I was the biggest guy on the football team.
Well, the heaviest, if not the biggest. It was little league and they capped the weight limit at 175 pounds and I was right at the limit. All of the linemen were supposed to be.
I was the biggest guy on the football team, but I kept flinching, flinching. D-linemen would fly by me, linebackers would jump over me, and this one free safety would run right through me. And I kept flinching, flinching.
My coach would yell, grab my helmet and yell "What are you so afraid of? You're the biggest guy out here and you're covered with armor. What are you so afraid of?"
Coaches have to yell, I think. Somewhere in a closet under the stairs there's an official rule book that requires coaches to yell if they want to get through to their players.

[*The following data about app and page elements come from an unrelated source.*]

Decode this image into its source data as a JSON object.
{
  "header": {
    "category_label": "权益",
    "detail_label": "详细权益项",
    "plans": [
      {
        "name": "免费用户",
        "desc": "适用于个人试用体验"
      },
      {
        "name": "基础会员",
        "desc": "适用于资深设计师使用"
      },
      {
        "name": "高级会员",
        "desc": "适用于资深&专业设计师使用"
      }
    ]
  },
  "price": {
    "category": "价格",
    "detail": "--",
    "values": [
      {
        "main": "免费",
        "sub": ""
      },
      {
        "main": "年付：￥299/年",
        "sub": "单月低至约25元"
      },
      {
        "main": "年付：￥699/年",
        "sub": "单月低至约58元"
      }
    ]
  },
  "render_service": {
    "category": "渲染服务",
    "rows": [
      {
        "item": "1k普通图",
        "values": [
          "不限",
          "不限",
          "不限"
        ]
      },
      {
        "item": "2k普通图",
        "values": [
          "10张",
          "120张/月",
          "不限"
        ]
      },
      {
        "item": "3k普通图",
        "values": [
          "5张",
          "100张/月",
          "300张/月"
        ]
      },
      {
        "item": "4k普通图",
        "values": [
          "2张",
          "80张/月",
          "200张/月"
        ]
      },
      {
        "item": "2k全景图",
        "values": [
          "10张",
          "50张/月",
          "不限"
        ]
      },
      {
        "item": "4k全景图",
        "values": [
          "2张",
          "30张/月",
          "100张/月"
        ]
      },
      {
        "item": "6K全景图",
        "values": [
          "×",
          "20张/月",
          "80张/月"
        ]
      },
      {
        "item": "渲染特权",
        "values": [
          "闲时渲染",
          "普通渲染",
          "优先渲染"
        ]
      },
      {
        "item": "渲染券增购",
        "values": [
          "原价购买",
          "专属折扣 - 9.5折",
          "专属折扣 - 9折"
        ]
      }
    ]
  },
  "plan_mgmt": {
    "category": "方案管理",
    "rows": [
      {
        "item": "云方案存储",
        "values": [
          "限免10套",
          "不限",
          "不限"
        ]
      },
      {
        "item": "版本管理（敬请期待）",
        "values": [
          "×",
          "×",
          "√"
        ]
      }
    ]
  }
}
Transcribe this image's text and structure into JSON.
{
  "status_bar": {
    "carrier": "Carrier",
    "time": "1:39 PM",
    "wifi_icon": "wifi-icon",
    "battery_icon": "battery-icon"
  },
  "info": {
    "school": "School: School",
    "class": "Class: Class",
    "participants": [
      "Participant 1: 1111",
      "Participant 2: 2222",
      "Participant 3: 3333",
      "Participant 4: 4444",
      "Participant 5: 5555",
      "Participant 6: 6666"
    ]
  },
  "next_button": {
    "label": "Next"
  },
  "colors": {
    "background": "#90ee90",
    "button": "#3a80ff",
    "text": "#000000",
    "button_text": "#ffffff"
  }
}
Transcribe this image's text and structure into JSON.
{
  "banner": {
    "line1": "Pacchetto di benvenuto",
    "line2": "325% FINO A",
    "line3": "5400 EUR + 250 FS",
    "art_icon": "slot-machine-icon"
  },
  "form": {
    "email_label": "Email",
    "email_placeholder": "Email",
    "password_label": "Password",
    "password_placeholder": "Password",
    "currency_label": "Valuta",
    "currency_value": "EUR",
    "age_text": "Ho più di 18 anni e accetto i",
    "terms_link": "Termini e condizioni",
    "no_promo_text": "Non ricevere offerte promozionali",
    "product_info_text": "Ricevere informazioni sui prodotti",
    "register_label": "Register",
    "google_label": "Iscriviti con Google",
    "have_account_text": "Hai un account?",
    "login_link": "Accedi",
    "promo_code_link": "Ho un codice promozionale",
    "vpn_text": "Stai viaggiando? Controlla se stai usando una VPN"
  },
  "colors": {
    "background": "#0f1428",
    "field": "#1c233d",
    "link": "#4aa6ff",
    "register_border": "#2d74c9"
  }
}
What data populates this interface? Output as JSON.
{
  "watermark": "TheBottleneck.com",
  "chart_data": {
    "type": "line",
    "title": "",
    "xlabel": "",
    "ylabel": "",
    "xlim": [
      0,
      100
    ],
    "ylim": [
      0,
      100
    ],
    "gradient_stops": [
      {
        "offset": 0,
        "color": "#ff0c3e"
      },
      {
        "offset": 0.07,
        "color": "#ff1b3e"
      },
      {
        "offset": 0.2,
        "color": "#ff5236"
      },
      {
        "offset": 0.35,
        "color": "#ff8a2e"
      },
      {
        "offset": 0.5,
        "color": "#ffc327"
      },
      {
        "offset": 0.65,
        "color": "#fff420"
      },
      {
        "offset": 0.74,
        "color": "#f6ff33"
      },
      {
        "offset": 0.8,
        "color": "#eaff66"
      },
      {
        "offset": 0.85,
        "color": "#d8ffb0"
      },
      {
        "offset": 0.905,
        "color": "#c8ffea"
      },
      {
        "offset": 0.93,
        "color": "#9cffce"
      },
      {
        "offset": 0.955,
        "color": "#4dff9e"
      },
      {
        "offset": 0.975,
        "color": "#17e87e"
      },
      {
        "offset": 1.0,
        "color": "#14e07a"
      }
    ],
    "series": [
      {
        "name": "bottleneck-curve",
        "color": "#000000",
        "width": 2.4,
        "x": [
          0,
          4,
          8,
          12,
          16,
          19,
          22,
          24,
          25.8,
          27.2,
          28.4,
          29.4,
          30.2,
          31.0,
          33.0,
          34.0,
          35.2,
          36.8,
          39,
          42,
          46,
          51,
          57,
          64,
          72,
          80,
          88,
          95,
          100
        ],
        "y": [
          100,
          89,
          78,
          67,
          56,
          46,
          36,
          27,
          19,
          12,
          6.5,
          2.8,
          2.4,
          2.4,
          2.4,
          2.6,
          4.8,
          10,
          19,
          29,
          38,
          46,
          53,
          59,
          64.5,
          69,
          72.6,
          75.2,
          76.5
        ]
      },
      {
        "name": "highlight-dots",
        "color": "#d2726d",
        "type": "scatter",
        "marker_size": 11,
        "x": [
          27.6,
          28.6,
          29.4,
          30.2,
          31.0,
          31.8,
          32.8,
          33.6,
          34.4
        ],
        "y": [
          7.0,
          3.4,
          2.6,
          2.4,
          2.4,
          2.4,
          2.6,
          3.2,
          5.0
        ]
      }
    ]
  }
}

I was afraid of a lot. I was afraid of getting hurt, sure. But I was mostly afraid of my teammates. This was Police Athletic League football, rough football, football for kids whose parents got their gear at thrift stores. And I had the lightest skin on the team. I stood out.
I was afraid that I would block well, play well, get praise from the coach and get jumped while waiting for my mom to pick me up after practice. I didn't know my teammates, I didn't live near them, I didn't know they would never do something like that to me.
Then something happened. There were race riots in St. Petersburg on a Friday night. Some white police officer shot an 18-year-old black kid. The next day, we nervously showed up for the PAL game. One of my teammate's fathers met us at our car. He gave me a hug and thanked us for coming to the game. He sat next to my parents in the stands and protected them by his presence. I was on the field, so I prayed and became less afraid.
I had been afraid that they would hurt me because I wasn't like them. That was a fear, a big one. God wanted me to name that fear and he had a bigger purpose than interracial sportsmanship.
Brenda asked us to name our fears, to identify them, bring them into the open. Hidden, unidentified, unnamed fears are hard to abandon. They cause us to do things that seem rational and justifiable but are also non-incarnational. They must be named as we start to present a credible witness to the gospel of Jesus, as we start to tear down walls and barriers between people.
Here're some of the fears Brenda has encountered on her journey...
...I can't change anything
...I can't change everything
...I'll be overwhelmed
...I can't identify with these people
...I'm not worthy
Can you see how these fears - unnamed - would keep us from starting where we are?